For graphics, the station is using a Vizrt Trio in production control and Vizrt Ticker3D in master control, Weaver says. “We’ve had the Vizrt gear for two and half years, but have been using it in SD mode.”
The WSI weather system needs a simple software upgrade, he says. “We may add new weather facilities before the HD launch, but I can’t talk about that yet.”
In the newsroom, the Avid Isis editing system is new, he says. “Most of the existing gear there is already HD capable. It will just be a matter of switching the gear to the HD mode, rather than the 16 x 9 SD mode being used now.”
The newsroom has also added two Grass Valley K2 Summit 3G server frames and several terabytes of storage capacity to its existing complement of K2 servers that have been in use for several years. The new servers will be used in tandem with a Harris ADC playout automation system to handle incoming and outgoing programming and news feeds as digital files.
The facility, which includes a heliport, is located at 303 North Boston Avenue in the Brady Arts District and is part of a renaissance of downtown Tulsa.
In addition to the Griffin broadcast facility, the redevelopment includes the Brady Town Square, the Arts and Humanities Council Visual Arts Center and the downtown University of Tulsa/Philbrook Arts Facility.
Griffin worked with the Brady Arts District streetscaping committee to coordinate community development and beautification.
The redevelopment project will maximize on-street parking, provide trees, tree grates, LED street lighting and irrigation systems along both Cincinnati and Boston Avenues and bike racks and park benches along the north side of Cameron Street.
With Rees Associates acting as architect and general contractor, the project was first envisioned in 2008. But when the economic downturn hit, it was delayed and not revived until early 2011.
Beck Associates served as system integrator on the project.

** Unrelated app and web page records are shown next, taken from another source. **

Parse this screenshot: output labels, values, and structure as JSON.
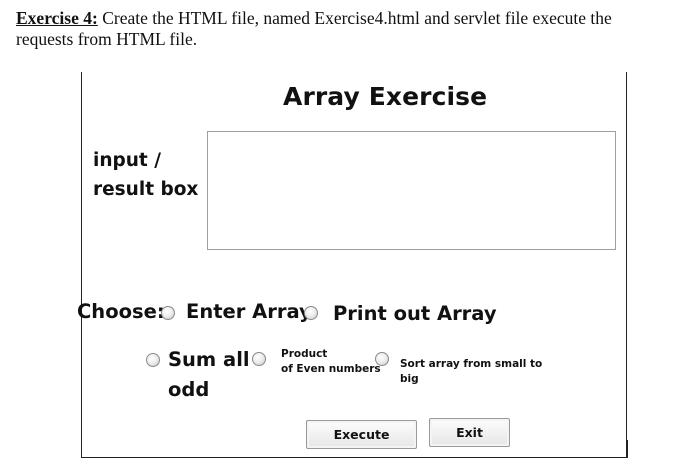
{
  "document": {
    "exercise_lead": "Exercise 4:",
    "instruction": "Create the HTML file, named Exercise4.html and servlet file execute the requests from HTML file."
  },
  "app": {
    "title": "Array Exercise",
    "result_label_line1": "input /",
    "result_label_line2": "result box",
    "result_value": "",
    "choose_label": "Choose:",
    "options": {
      "enter_array": "Enter Array",
      "print_array": "Print out Array",
      "sum_odd_line1": "Sum all",
      "sum_odd_line2": "odd",
      "product_even_line1": "Product",
      "product_even_line2": "of Even numbers",
      "sort_line1": "Sort array from small to",
      "sort_line2": "big"
    },
    "buttons": {
      "execute": "Execute",
      "exit": "Exit"
    }
  }
}
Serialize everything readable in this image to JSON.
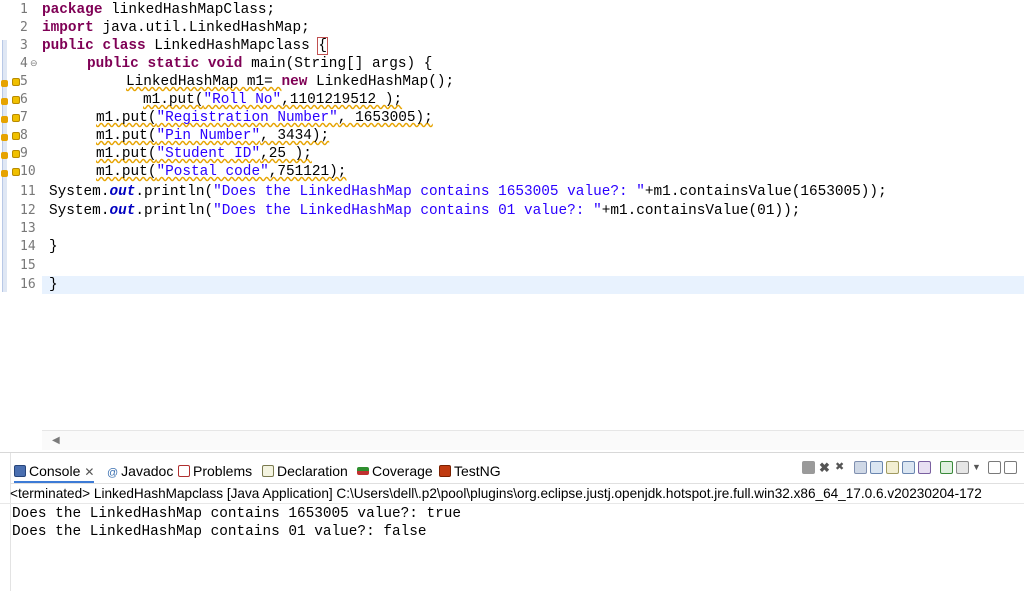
{
  "editor": {
    "line_numbers": [
      "1",
      "2",
      "3",
      "4",
      "5",
      "6",
      "7",
      "8",
      "9",
      "10",
      "11",
      "12",
      "13",
      "14",
      "15",
      "16"
    ],
    "lines": {
      "l1_kw": "package",
      "l1_rest": " linkedHashMapClass;",
      "l2_kw": "import",
      "l2_rest": " java.util.LinkedHashMap;",
      "l3_kw": "public class",
      "l3_rest": " LinkedHashMapclass ",
      "l3_brace": "{",
      "l4_kw": "public static void",
      "l4_rest": " main(String[] args) {",
      "l5_a": "LinkedHashMap m1= ",
      "l5_kw": "new",
      "l5_b": " LinkedHashMap();",
      "l6_a": "m1.put(",
      "l6_str": "\"Roll No\"",
      "l6_b": ",1101219512 );",
      "l7_a": "m1.put(",
      "l7_str": "\"Registration Number\"",
      "l7_b": ", 1653005);",
      "l8_a": "m1.put(",
      "l8_str": "\"Pin Number\"",
      "l8_b": ", 3434);",
      "l9_a": "m1.put(",
      "l9_str": "\"Student ID\"",
      "l9_b": ",25 );",
      "l10_a": "m1.put(",
      "l10_str": "\"Postal code\"",
      "l10_b": ",751121);",
      "l11_a": "System.",
      "l11_fld": "out",
      "l11_b": ".println(",
      "l11_str": "\"Does the LinkedHashMap contains 1653005 value?: \"",
      "l11_c": "+m1.containsValue(1653005));",
      "l12_a": "System.",
      "l12_fld": "out",
      "l12_b": ".println(",
      "l12_str": "\"Does the LinkedHashMap contains 01 value?: \"",
      "l12_c": "+m1.containsValue(01));",
      "l14": "}",
      "l16": "}"
    }
  },
  "panel": {
    "tabs": [
      {
        "label": "Console",
        "close": "✕"
      },
      {
        "label": "Javadoc"
      },
      {
        "label": "Problems"
      },
      {
        "label": "Declaration"
      },
      {
        "label": "Coverage"
      },
      {
        "label": "TestNG"
      }
    ],
    "status": "<terminated> LinkedHashMapclass [Java Application] C:\\Users\\dell\\.p2\\pool\\plugins\\org.eclipse.justj.openjdk.hotspot.jre.full.win32.x86_64_17.0.6.v20230204-172",
    "output": [
      "Does the LinkedHashMap contains 1653005 value?: true",
      "Does the LinkedHashMap contains 01 value?: false"
    ]
  },
  "colors": {
    "keyword": "#7f0055",
    "string": "#2a00ff",
    "field": "#0000c0",
    "current_line": "#e8f2fe",
    "warning": "#e6a300"
  },
  "icons": {
    "gutter_warning": "warning-icon",
    "fold": "fold-collapse-icon",
    "console": "console-icon",
    "javadoc": "javadoc-icon",
    "problems": "problems-icon",
    "declaration": "declaration-icon",
    "coverage": "coverage-icon",
    "testng": "testng-icon"
  }
}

Other construction partners include Wallace Engineering and Development Consulting Services, both of Tulsa.